[Page and application data records]
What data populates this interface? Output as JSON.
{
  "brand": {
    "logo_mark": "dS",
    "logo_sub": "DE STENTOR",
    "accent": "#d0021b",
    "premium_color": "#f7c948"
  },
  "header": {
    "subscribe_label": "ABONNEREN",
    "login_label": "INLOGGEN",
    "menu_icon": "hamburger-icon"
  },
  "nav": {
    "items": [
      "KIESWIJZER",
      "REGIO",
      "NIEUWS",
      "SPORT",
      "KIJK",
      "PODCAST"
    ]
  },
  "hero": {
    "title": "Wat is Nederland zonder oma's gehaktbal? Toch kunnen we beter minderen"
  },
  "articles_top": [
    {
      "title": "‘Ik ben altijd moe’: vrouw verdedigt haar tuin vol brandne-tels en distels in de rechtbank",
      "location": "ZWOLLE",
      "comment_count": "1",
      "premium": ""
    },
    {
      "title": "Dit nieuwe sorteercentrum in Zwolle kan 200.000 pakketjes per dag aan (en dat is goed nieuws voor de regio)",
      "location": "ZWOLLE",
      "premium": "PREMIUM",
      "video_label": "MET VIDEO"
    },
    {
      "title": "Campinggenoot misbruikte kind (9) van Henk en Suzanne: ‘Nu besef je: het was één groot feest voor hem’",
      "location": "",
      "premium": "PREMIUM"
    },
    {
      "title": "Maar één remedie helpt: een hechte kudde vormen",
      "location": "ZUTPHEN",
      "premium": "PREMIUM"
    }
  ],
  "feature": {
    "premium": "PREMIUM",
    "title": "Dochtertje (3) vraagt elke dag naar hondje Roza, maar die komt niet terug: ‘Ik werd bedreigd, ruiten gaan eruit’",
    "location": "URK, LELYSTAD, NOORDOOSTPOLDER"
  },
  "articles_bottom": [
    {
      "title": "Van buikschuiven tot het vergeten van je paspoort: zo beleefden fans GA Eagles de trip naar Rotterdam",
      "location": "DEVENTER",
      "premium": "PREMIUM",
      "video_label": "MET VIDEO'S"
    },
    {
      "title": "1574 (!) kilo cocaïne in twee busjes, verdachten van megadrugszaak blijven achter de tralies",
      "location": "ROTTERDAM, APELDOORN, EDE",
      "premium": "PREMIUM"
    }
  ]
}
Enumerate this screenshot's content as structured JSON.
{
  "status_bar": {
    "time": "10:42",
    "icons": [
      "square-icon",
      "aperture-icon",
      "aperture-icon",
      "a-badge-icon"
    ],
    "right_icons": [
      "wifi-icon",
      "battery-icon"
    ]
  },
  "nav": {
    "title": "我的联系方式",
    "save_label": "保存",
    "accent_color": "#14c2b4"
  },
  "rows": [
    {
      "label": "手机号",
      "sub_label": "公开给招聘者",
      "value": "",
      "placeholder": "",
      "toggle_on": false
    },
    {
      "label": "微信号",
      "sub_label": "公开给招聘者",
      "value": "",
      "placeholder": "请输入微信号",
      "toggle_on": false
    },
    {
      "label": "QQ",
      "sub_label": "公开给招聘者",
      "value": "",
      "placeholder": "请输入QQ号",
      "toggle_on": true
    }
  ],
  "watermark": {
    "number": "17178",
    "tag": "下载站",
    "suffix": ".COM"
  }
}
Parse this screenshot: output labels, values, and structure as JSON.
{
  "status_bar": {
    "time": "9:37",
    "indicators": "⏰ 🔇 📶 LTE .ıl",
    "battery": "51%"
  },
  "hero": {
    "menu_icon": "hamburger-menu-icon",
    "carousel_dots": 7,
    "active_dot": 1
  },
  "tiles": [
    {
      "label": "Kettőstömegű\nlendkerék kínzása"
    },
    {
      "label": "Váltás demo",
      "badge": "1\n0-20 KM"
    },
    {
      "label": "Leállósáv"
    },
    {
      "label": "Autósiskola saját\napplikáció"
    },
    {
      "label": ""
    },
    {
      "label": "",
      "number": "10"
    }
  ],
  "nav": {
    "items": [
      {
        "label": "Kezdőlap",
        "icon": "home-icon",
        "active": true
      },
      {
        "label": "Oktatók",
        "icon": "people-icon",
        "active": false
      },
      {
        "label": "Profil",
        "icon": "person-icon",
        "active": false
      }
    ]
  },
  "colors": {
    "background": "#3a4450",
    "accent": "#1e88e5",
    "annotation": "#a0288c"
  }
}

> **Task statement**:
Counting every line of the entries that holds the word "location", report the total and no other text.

> **Exercise result**:
7